A successful first touch improves your ability to run with the ball or pass it to your teammates, increasing your scoring chances. However, practicing how to control the first touch in soccer requires resilience and agility to manage your feets' activeness.
You can receive the ball from different positions in various ways. It would help if you were prepared to handle the force and put the ball under control before kicking it to the next player. Understanding the necessary action between ball reception, first touch, and ball passing determines your consistency and ability to handle the second touch.
Here are tips on improving your first touch after receiving a pass:
Control the Ball
An accurate first touch increases your team's chances of progress because it is a crucial component of your team's ball passing, reception, and handling coordination. In addition, it earns you enough time to calculate your moves and analyze the most suitable outcome if you apply various actions.
You can control the ball through a "keepy uppy," commonly known as juggling. While this may come as a show-off skill, it is essential to master ball control. You are controlling your energy by cushioning the ball's landing by juggling. After developing enough comfort on your dominant foot, you can let the ball rest for a while before running with it or passing it. You can also control the ball with other body parts apart from your hands.
Choose Between Long and Short Passes
After controlling the ball, you may take a few seconds to determine what's more achievable between a long or a short pass. This move relies on the gap between you and your next teammates or the aggressiveness of the opponent's defense.
Choosing between a long or a short pass is essential in improving your first touch after a receipt because it determines the energy you apply to redirect the ball. You can use the trap and release technique, where you make the first touch and immediately send the ball to the next target.

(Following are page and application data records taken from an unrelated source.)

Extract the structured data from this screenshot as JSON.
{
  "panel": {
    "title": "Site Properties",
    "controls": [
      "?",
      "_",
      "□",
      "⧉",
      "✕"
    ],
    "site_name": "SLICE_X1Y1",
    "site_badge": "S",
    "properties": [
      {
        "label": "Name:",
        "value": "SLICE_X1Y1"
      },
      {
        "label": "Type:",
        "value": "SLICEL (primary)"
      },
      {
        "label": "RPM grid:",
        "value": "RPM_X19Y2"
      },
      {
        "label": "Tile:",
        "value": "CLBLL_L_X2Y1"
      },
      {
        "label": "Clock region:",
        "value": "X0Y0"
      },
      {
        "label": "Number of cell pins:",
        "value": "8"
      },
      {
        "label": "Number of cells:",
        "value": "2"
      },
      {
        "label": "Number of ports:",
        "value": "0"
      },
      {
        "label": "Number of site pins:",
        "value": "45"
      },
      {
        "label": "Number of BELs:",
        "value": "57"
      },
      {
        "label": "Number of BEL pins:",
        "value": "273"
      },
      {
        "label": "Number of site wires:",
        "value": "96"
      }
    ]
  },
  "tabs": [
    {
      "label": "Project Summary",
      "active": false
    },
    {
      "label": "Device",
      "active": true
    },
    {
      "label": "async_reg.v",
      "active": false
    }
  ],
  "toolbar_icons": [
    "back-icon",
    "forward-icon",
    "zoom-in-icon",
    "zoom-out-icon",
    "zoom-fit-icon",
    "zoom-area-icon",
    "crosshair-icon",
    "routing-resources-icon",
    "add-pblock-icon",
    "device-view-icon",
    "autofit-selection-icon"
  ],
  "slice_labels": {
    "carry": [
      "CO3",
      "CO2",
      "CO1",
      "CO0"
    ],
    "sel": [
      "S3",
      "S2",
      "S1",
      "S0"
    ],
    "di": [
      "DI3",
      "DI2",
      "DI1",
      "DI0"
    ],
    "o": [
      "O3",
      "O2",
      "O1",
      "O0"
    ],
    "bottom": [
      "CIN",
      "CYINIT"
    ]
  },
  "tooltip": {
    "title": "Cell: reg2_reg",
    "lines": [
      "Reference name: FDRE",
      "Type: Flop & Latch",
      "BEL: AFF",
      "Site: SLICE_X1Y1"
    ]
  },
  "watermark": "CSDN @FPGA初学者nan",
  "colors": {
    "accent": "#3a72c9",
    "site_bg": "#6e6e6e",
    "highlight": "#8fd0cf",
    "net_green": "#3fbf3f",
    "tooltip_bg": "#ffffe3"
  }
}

Stand on the Toes
Standing on your toes is suitable when waiting to make the first touch. However, some players stand on their flat feet instead of their toes, making it hard to break from their firm contact on the ground. In comparison, standing on your toes gives you the advantage of adjusting your posture with minimal effort and time after getting a pass.

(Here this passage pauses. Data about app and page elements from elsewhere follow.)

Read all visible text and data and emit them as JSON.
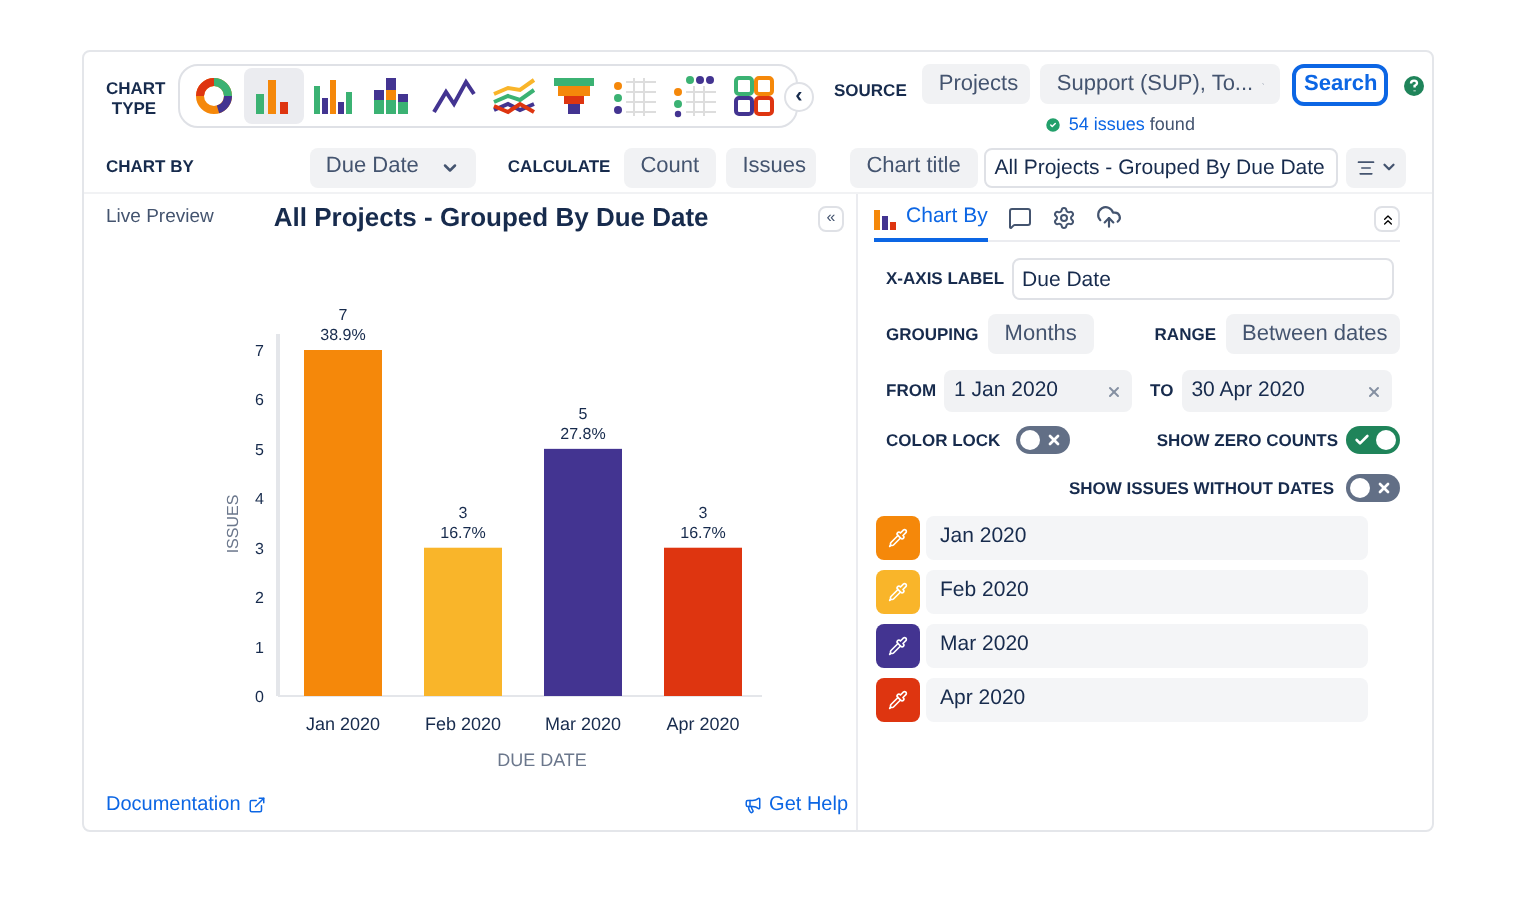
{
  "toolbar": {
    "chart_type_label": "CHART TYPE",
    "chart_types": [
      {
        "kind": "donut",
        "selected": false
      },
      {
        "kind": "bar",
        "selected": true
      },
      {
        "kind": "grouped-bar",
        "selected": false
      },
      {
        "kind": "stacked-bar",
        "selected": false
      },
      {
        "kind": "line",
        "selected": false
      },
      {
        "kind": "multi-line",
        "selected": false
      },
      {
        "kind": "funnel",
        "selected": false
      },
      {
        "kind": "dot-grid",
        "selected": false
      },
      {
        "kind": "dot-matrix",
        "selected": false
      },
      {
        "kind": "tiles",
        "selected": false
      }
    ],
    "collapse_button": "‹",
    "source_label": "SOURCE",
    "source_type": "Projects",
    "source_value": "Support (SUP), To...",
    "search_button": "Search",
    "issues_found_link": "54 issues",
    "issues_found_text": "found"
  },
  "options": {
    "chart_by_label": "CHART BY",
    "chart_by_value": "Due Date",
    "calculate_label": "CALCULATE",
    "calculate_value": "Count",
    "calculate_of": "Issues",
    "title_mode": "Chart title",
    "title_value": "All Projects - Grouped By Due Date"
  },
  "preview": {
    "tab": "Live Preview",
    "collapse_button": "«",
    "chart_data": {
      "type": "bar",
      "title": "All Projects - Grouped By Due Date",
      "xlabel": "DUE DATE",
      "ylabel": "ISSUES",
      "categories": [
        "Jan 2020",
        "Feb 2020",
        "Mar 2020",
        "Apr 2020"
      ],
      "series": [
        {
          "values": [
            7,
            3,
            5,
            3
          ]
        }
      ],
      "yticks": [
        0,
        1,
        2,
        3,
        4,
        5,
        6,
        7
      ],
      "ylim": [
        0,
        7
      ],
      "value_labels": [
        [
          "7",
          "38.9%"
        ],
        [
          "3",
          "16.7%"
        ],
        [
          "5",
          "27.8%"
        ],
        [
          "3",
          "16.7%"
        ]
      ]
    },
    "documentation_link": "Documentation",
    "help_link": "Get Help"
  },
  "settings": {
    "tabs": [
      {
        "kind": "chart-by",
        "label": "Chart By",
        "selected": true
      },
      {
        "kind": "comment",
        "selected": false
      },
      {
        "kind": "gear",
        "selected": false
      },
      {
        "kind": "cloud",
        "selected": false
      }
    ],
    "x_axis_label": "X-AXIS LABEL",
    "x_axis_value": "Due Date",
    "grouping_label": "GROUPING",
    "grouping_value": "Months",
    "range_label": "RANGE",
    "range_value": "Between dates",
    "from_label": "FROM",
    "from_value": "1 Jan 2020",
    "to_label": "TO",
    "to_value": "30 Apr 2020",
    "toggles": [
      {
        "label": "COLOR LOCK",
        "on": false
      },
      {
        "label": "SHOW ZERO COUNTS",
        "on": true
      },
      {
        "label": "SHOW ISSUES WITHOUT DATES",
        "on": false
      }
    ],
    "series_colors": [
      {
        "label": "Jan 2020",
        "color": "#f5880a"
      },
      {
        "label": "Feb 2020",
        "color": "#f9b52a"
      },
      {
        "label": "Mar 2020",
        "color": "#433491"
      },
      {
        "label": "Apr 2020",
        "color": "#de3510"
      }
    ]
  }
}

You can control your balance and adapt to a new position that accommodates your first touch better. For example, if the pass comes at high speed or deflects, you can swiftly develop a plan to control it if you're on your toes. The position also helps you bounce quickly and remain light in readiness to receive the pass.

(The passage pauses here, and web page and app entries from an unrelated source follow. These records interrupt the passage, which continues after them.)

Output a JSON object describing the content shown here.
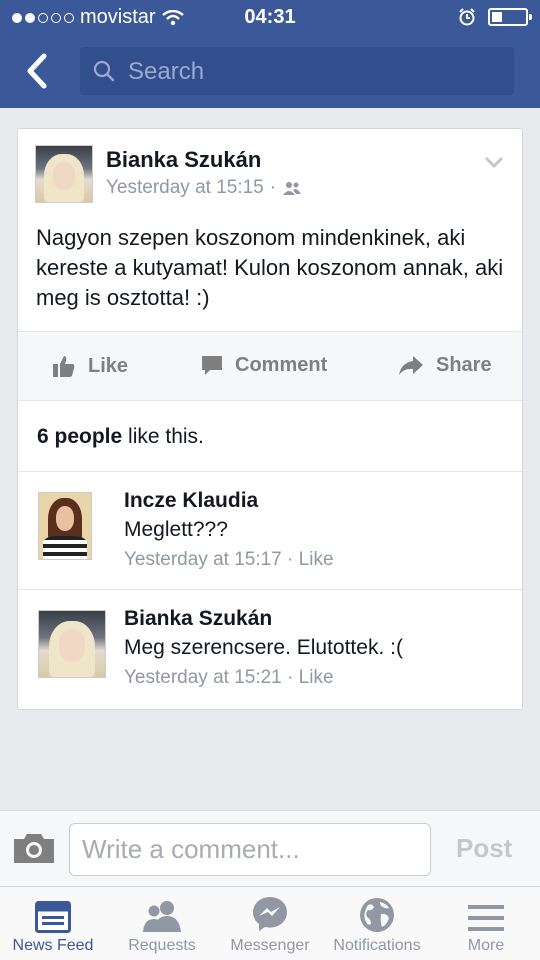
{
  "status": {
    "carrier": "movistar",
    "time": "04:31"
  },
  "nav": {
    "search_placeholder": "Search"
  },
  "post": {
    "author": "Bianka Szukán",
    "timestamp": "Yesterday at 15:15",
    "separator": "·",
    "text": "Nagyon szepen koszonom mindenkinek, aki kereste a kutyamat! Kulon koszonom annak, aki meg is osztotta! :)",
    "actions": {
      "like": "Like",
      "comment": "Comment",
      "share": "Share"
    },
    "likes_count": "6 people",
    "likes_suffix": " like this."
  },
  "comments": [
    {
      "author": "Incze Klaudia",
      "text": "Meglett???",
      "timestamp": "Yesterday at 15:17",
      "like": "Like"
    },
    {
      "author": "Bianka Szukán",
      "text": "Meg szerencsere. Elutottek. :(",
      "timestamp": "Yesterday at 15:21",
      "like": "Like"
    }
  ],
  "composer": {
    "placeholder": "Write a comment...",
    "post_label": "Post"
  },
  "tabs": [
    {
      "label": "News Feed",
      "icon": "news-feed-icon"
    },
    {
      "label": "Requests",
      "icon": "friend-requests-icon"
    },
    {
      "label": "Messenger",
      "icon": "messenger-icon"
    },
    {
      "label": "Notifications",
      "icon": "globe-icon"
    },
    {
      "label": "More",
      "icon": "menu-icon"
    }
  ],
  "colors": {
    "brand_blue": "#3b5998",
    "background": "#e9eaed",
    "meta_gray": "#9197a3"
  }
}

Avoid Turning Away from the Ball
As you make the first touch, the ball must always remain in front of you. When the ball is approaching, avoid turning to your side or standing in poor positions that can interfere with your ability to control the pass. Instead, you should judge the ball's movement and station your body in its way.
Instead of reaching for the ball, please stay in your current position and let it come to you. Going for it by stretching your body results in a poor first touch as you lower your chances of successful ball cushioning and control.
Utilize the Space Around You
After getting your first touch, analyze the space around you to know the suitable direction to move. Stopping the ball without the intention to pass or roll with it can give the nearby defenders a chance to regain ball possession to their team's advantage. Likewise, utilizing the surrounding area buys you time to make the best moves as you look for an opening through which you can push the ball.
If there's a defender on your right side, utilize your left space and play the ball in that area after getting the first touch. Similarly, you can use the space behind you if the defender attacks from your front. In the presence of a defender, your immediate action should be pushing the ball to the open area around you to prevent them from taking the ball from you.
Drills are designed to improve your first touch. You can use cones and practice against a wall or with other players. The first drill involves two players standing opposite each other, with two cones at the center point, to ensure the pass is straight. After the other player kicks the ball to you, run a short distance forward and stop the ball with the side of your foot to control it.
You can set two cones side by side for solo practice, leaving space for the ball to pass. A wall in front of you should act as a block that bounces the ball back towards you. You can practice control and space utilization after the ball hits the wall and returns. It would be best if you also learned to receive a pass and turn at once, saving time and blocking a counterattack.
The first touch significantly affects your team's ability to possess the ball longer than your opponents. You can achieve ball control after the first touch by juggling it before making the next move. You should also learn to utilize the space around you to reduce contact with the opposing defense.
Keep your body towards the ball when expecting a pass, and calculate your next move precisely. Lastly, dedicate more time for practice to strengthen your first touch. A soft first touch can affect ball coordination between you and your teammates.